Tributes were paid to civil rights campaigner Darcus Howe today following his death aged 74.
The writer and broadcaster, who had fought prostate cancer, died in his sleep at his home in South London.
Trinidad-born Howe came to the UK in 1961 and campaigned for black rights for more than 50 years. He organised the 1981 Black People’s March after 13 teenagers died in the New Cross fire.
Howe made his name in the British Black Panthers and successfully challenging racism in the police.
Shadow Home Secretary Diane Abbott was among high-profile figures to pay tribute to him. She tweeted: “So sad to hear that Darcus Howe has passed away. One of the standout activists & public intellectuals of his generation.”
Film maker Amma Asante tweeted: “May u RIP Darcus Howe. British #BlackPanther & a pioneer in the fight for #equality in UK. I enjoyed our last talk immensely & learned much.”

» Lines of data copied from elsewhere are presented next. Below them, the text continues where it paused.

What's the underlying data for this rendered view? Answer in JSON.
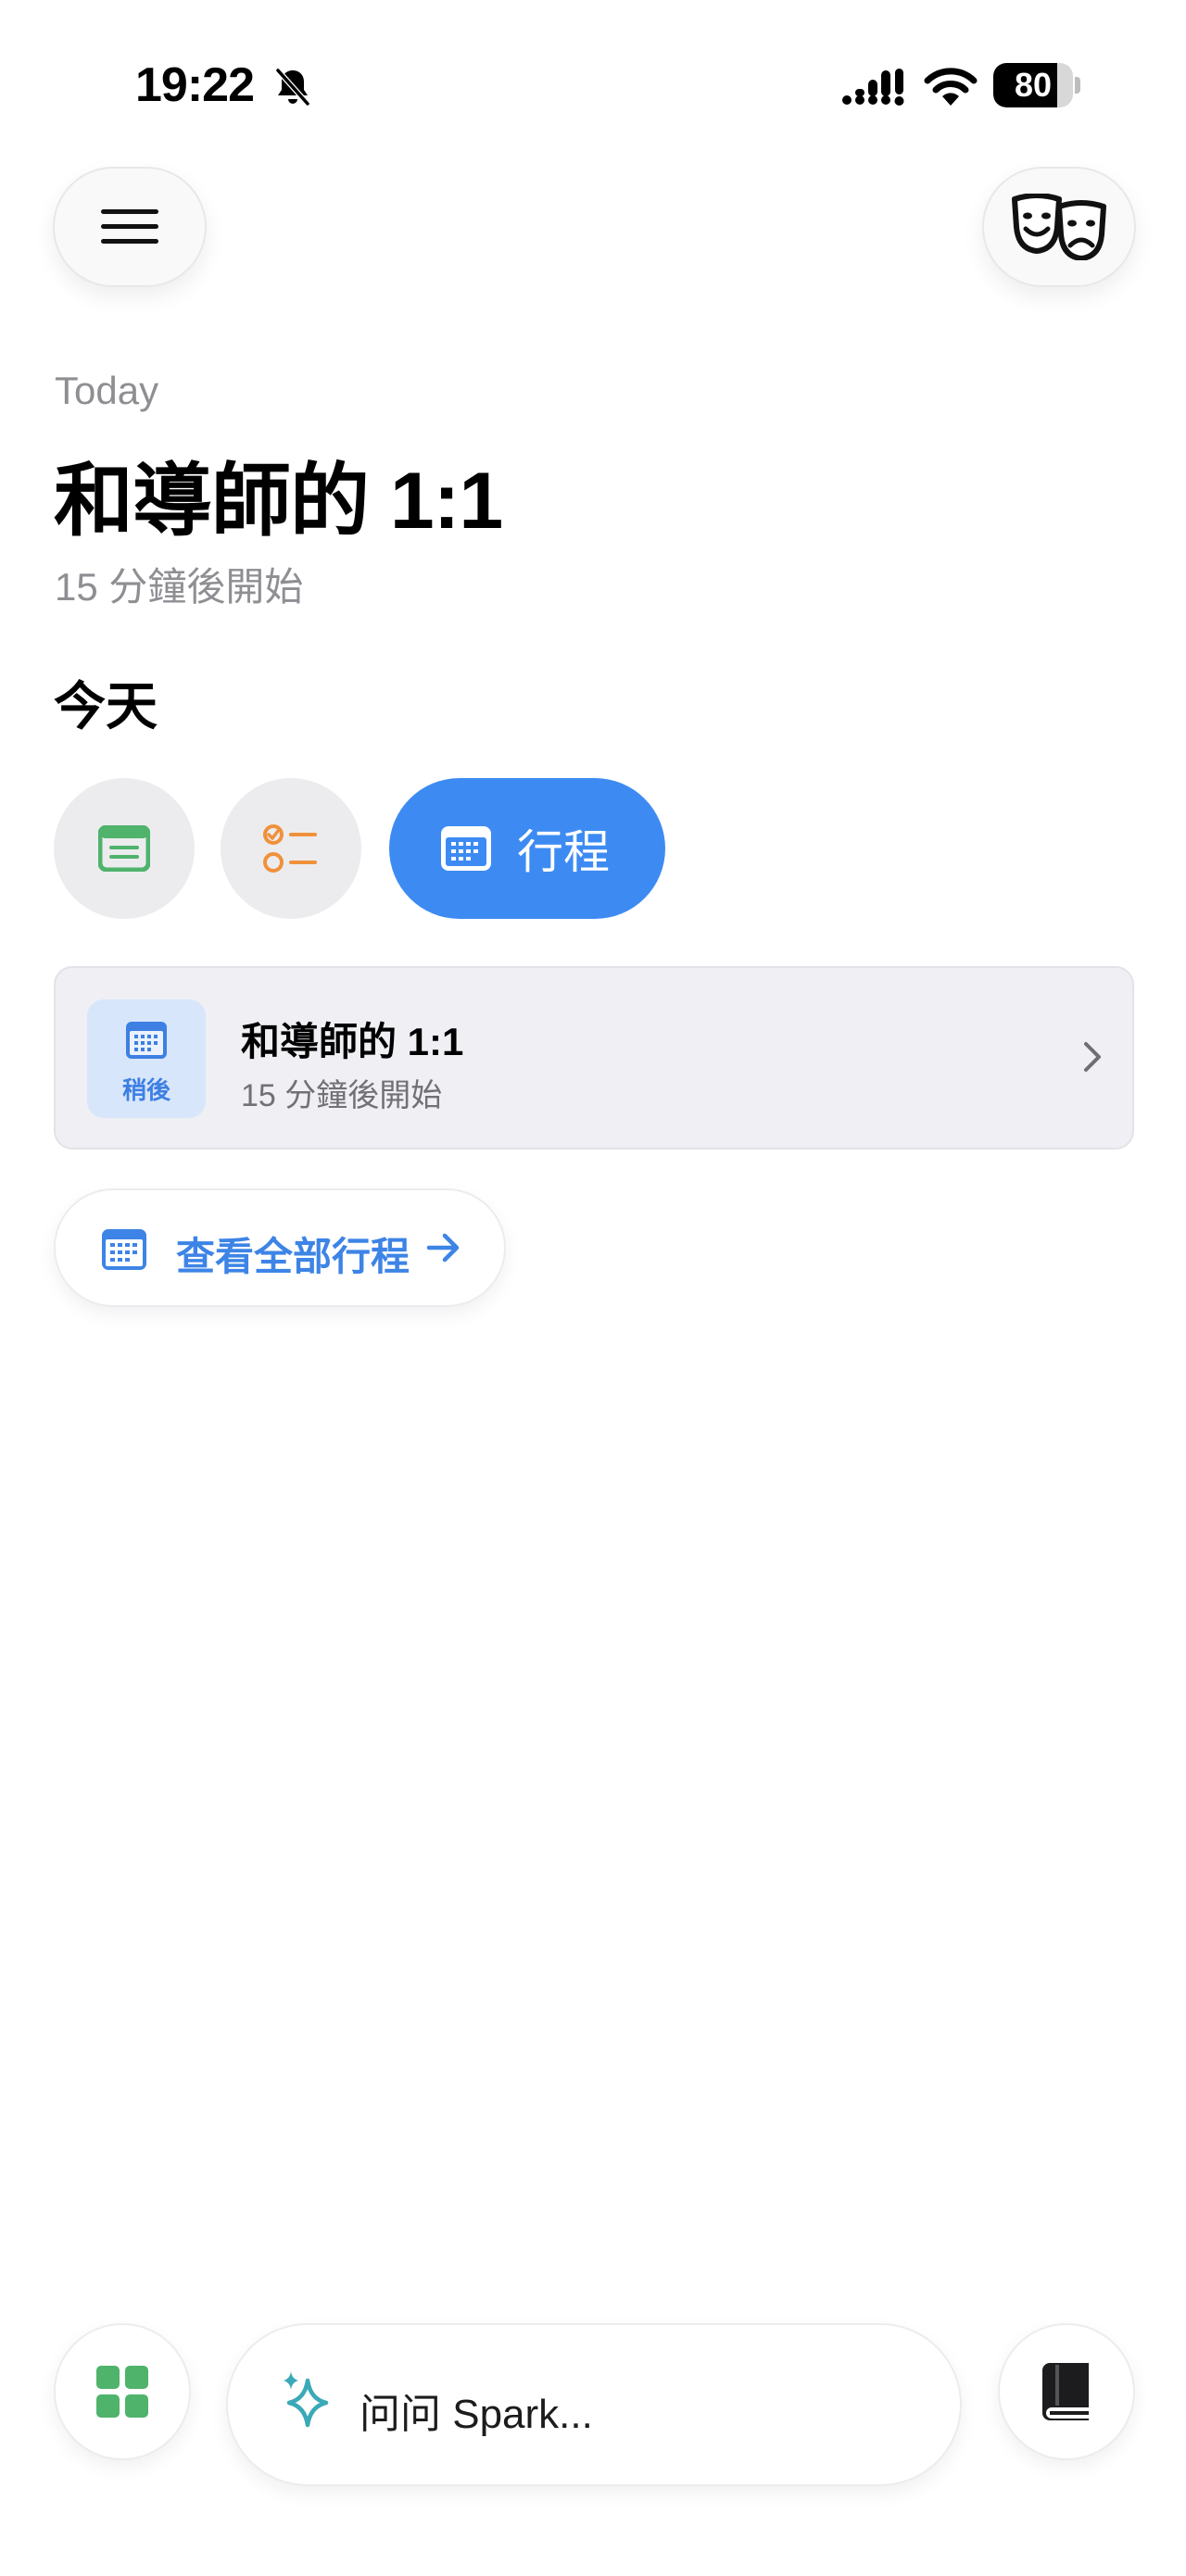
{
  "status_bar": {
    "time": "19:22",
    "battery": "80",
    "battery_level": 0.8
  },
  "header": {
    "today_label": "Today",
    "title": "和導師的 1:1",
    "subtitle": "15 分鐘後開始"
  },
  "section": {
    "title": "今天"
  },
  "filters": [
    {
      "icon": "notes-icon",
      "color": "#4fb36c"
    },
    {
      "icon": "tasks-icon",
      "color": "#f0913a"
    },
    {
      "icon": "calendar-icon",
      "label": "行程",
      "active": true,
      "color": "#3d8bf2"
    }
  ],
  "event_card": {
    "badge": "稍後",
    "title": "和導師的 1:1",
    "subtitle": "15 分鐘後開始"
  },
  "view_all": {
    "label": "查看全部行程"
  },
  "bottom_bar": {
    "ask_placeholder": "问问 Spark..."
  },
  "colors": {
    "accent": "#3d8bf2",
    "green": "#4fb36c",
    "orange": "#f0913a",
    "teal": "#3aa9b8"
  }
}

Labour MP Helen Hayes tweeted: “Sad to hear of the passing of Darcus Howe, great loss to Brixton & to the cause of equality and human rights RIP.”